Roemex has an extensive track record with supplying chemicals for the removal of oilfield deposits.
The first stage in recommending a dissolver for deposit remover is to determine the composition of the deposit. Normally we would perform some basic tests on receiving the deposit to determine its nature and more complex deposits are sent out to a commercial laboratory for further ion analysis.
Roemex can characterise generic solid types by their solubility and can provide indications as to the form of solid materials. For more in-depth analysis of solids such as scales, Roemex work with Aberdeen-based analytical companies to obtain x-ray diffraction (XRD) and scanning electron microscopy (SEM) data.
Roemex has two main scale dissolvers
Roemex can also provide dissolvers for iron sulfide and “schmoo”, halite and other types of inorganic deposit
Roemex has a number of novel non-petroleum derived wax dissolvers. These are selected and evaluated using a simple immersion wax dissolver test which can also be applied to other organic deposits.
The range of wax dissolvers includes traditional oil derived wax dissolvers such as RX-7020 and plant derived dissolvers such as RX-7492. These products are primarily used to remove waxy deposits but are also very effective against asphaltenes

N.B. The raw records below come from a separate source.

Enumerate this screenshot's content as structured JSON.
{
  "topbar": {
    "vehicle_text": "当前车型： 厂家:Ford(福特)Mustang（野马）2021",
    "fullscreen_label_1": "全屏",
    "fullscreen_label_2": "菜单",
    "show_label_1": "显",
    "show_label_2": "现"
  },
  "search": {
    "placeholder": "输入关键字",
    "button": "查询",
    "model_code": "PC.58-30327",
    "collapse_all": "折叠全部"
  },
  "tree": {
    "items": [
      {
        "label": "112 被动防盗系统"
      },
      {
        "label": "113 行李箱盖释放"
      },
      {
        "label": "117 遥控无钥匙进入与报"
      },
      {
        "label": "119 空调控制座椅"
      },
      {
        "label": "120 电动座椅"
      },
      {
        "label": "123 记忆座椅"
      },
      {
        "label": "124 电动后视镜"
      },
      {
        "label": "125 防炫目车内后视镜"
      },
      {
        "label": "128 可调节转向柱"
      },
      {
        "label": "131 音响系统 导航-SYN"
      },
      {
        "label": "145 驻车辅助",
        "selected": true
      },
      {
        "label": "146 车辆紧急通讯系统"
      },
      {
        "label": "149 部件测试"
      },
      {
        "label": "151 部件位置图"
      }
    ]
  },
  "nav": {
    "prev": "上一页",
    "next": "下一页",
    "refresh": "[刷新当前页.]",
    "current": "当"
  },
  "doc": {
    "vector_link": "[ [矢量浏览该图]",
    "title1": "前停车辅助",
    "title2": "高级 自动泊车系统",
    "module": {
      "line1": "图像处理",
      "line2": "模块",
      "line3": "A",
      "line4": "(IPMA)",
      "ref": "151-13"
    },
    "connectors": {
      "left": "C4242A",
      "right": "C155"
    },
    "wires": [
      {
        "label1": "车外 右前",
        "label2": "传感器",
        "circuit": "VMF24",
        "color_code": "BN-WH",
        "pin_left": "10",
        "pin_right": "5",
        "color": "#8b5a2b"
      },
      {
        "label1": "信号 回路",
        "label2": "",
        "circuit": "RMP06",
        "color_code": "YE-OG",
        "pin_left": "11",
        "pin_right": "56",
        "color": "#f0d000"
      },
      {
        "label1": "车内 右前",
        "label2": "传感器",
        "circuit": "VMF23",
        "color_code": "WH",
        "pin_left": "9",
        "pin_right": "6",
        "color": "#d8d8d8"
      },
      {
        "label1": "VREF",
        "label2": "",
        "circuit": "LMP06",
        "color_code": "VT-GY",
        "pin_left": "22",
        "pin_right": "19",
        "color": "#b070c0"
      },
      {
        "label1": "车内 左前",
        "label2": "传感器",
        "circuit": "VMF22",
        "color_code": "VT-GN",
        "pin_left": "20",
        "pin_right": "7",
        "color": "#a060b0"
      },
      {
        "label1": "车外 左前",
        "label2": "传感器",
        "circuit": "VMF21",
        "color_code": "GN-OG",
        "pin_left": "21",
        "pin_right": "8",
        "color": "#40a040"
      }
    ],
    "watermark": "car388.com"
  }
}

With most dissolver treatments, we recommend batch treatment, soaking the affected area with dissolver with a small amount of agitation or movement at the same time. We understand that this is difficult to achieve in many situations and we have had good success with dosing our inhibitors into produced fluids. Roemex representatives can give more guidance on the best deployment technique.